Book Plan of South Adelaide. Courtesy of the State Library of South Australia, SLSA: B1578746
Prior to the development of the suburbs of Adelaide, ‘South Adelaide’ was the name given to the city area bordered by North, South, East and West Terraces. ‘South Adelaide’ was distinguished from ‘North Adelaide’, located across the River Torrens.
The Book Plan of South Adelaide was produced from a survey of the City of Adelaide conducted in 1880 by City Engineer and licensed surveyor, Charles W Smith. The survey was undertaken in preparation for the installation of the city’s first comprehensive sewage removal and treatment system. Most houses at this time only had cess pits, which were baled out periodically by night carters. The few buildings with water closets drained into soakage areas in the parklands. The lack of proper sanitation, together with a lack of clean water and effective rubbish removal and destruction, made Adelaide a very unhealthy place in which to live. In the 1870s Adelaide’s death rate was nearly double that of rural areas.
Smith’s survey plotted even the smallest buildings in the city. The Book Plan shows row cottages with their outhouses and backyard washing areas, as well as mansions, businesses, places of worship, and government buildings. Some premises are named. It also shows street names and town acre numbers.

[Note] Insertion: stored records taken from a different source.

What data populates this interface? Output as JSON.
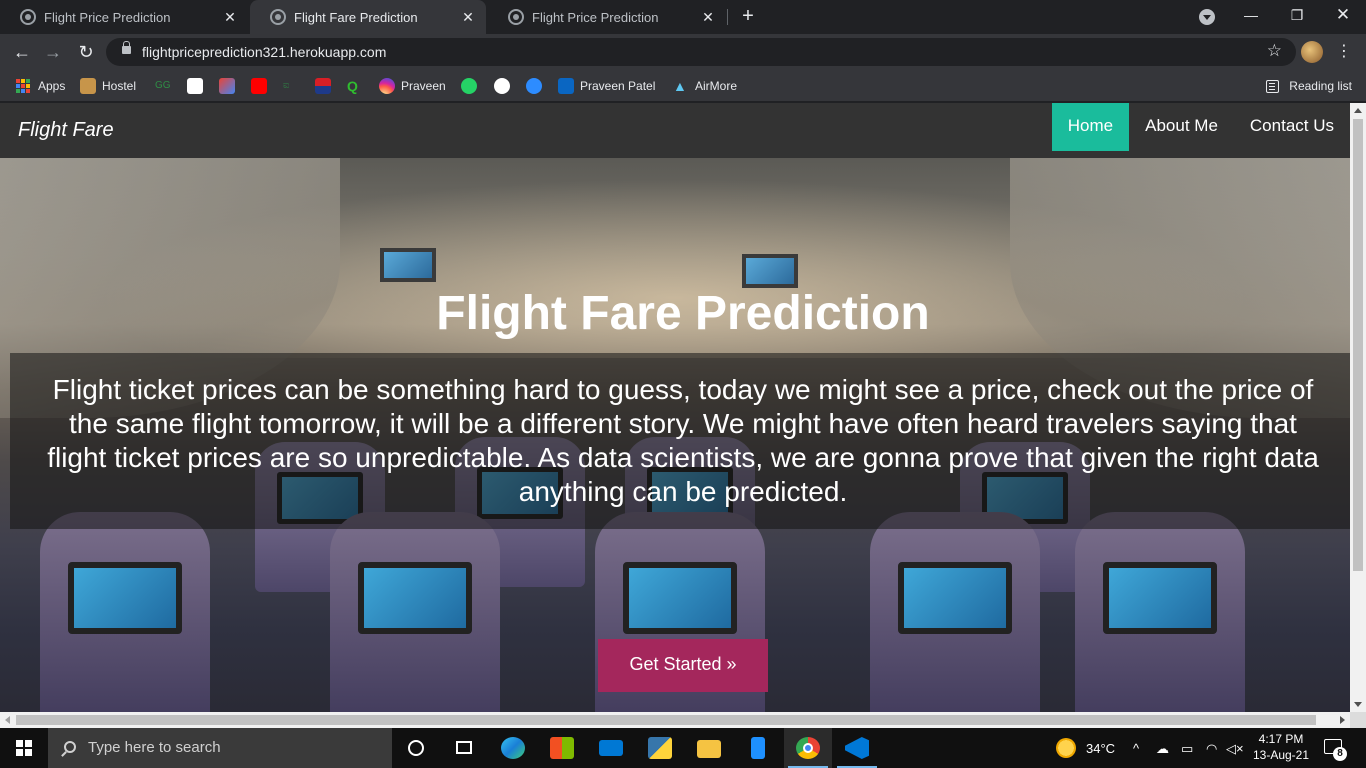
{
  "browser": {
    "tabs": [
      {
        "title": "Flight Price Prediction",
        "active": false
      },
      {
        "title": "Flight Fare Prediction",
        "active": true
      },
      {
        "title": "Flight Price Prediction",
        "active": false
      }
    ],
    "url": "flightpriceprediction321.herokuapp.com",
    "bookmarks": [
      "Apps",
      "Hostel",
      "Praveen",
      "Praveen Patel",
      "AirMore"
    ],
    "reading_list": "Reading list"
  },
  "site": {
    "brand": "Flight Fare",
    "nav": [
      "Home",
      "About Me",
      "Contact Us"
    ],
    "hero_title": "Flight Fare Prediction",
    "hero_text": "Flight ticket prices can be something hard to guess, today we might see a price, check out the price of the same flight tomorrow, it will be a different story. We might have often heard travelers saying that flight ticket prices are so unpredictable. As data scientists, we are gonna prove that given the right data anything can be predicted.",
    "cta": "Get Started »",
    "accent": "#1abc9c",
    "cta_color": "#a4275c"
  },
  "taskbar": {
    "search_placeholder": "Type here to search",
    "weather": "34°C",
    "time": "4:17 PM",
    "date": "13-Aug-21",
    "notifications": "8"
  }
}
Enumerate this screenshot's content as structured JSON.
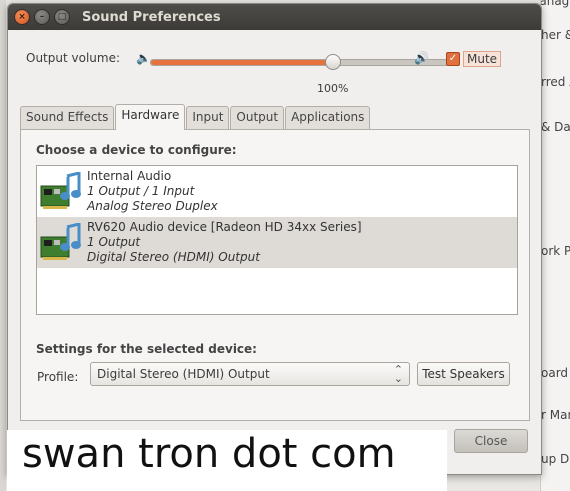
{
  "background": {
    "fragments": [
      "Manager",
      "her &",
      "rred A",
      "& Dat",
      "ork P",
      "oard",
      "r Man",
      "up Dis"
    ]
  },
  "window": {
    "title": "Sound Preferences"
  },
  "volume": {
    "label": "Output volume:",
    "percent_label": "100%",
    "level_fraction": 0.61,
    "mute_label": "Mute",
    "mute_checked": true
  },
  "tabs": [
    "Sound Effects",
    "Hardware",
    "Input",
    "Output",
    "Applications"
  ],
  "active_tab": "Hardware",
  "hardware": {
    "choose_heading": "Choose a device to configure:",
    "devices": [
      {
        "name": "Internal Audio",
        "line1": "1 Output / 1 Input",
        "line2": "Analog Stereo Duplex",
        "selected": false
      },
      {
        "name": "RV620 Audio device [Radeon HD 34xx Series]",
        "line1": "1 Output",
        "line2": "Digital Stereo (HDMI) Output",
        "selected": true
      }
    ],
    "settings_heading": "Settings for the selected device:",
    "profile_label": "Profile:",
    "profile_value": "Digital Stereo (HDMI) Output",
    "test_button": "Test Speakers"
  },
  "close_button": "Close",
  "watermark": "swan tron dot com",
  "colors": {
    "accent": "#e6723d",
    "titlebar": "#3c3b37"
  }
}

Once the survey and construction were complete, Adelaide became the first city in Australia with a separate water-borne sewerage system.